» Items from an interface collection:
'''
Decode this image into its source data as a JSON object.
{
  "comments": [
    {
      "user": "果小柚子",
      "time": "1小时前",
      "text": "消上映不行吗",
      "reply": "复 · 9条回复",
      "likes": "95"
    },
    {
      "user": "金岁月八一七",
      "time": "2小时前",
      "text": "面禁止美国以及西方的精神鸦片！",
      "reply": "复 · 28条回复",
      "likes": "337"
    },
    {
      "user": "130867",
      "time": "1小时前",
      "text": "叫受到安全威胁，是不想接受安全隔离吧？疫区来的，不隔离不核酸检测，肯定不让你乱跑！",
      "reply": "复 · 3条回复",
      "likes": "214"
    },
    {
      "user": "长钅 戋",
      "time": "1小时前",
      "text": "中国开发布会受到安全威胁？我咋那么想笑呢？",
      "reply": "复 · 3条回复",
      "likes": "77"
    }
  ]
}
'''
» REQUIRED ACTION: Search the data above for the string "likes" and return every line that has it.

» EXPECTED ANSWER:
      "likes": "95"
      "likes": "337"
      "likes": "214"
      "likes": "77"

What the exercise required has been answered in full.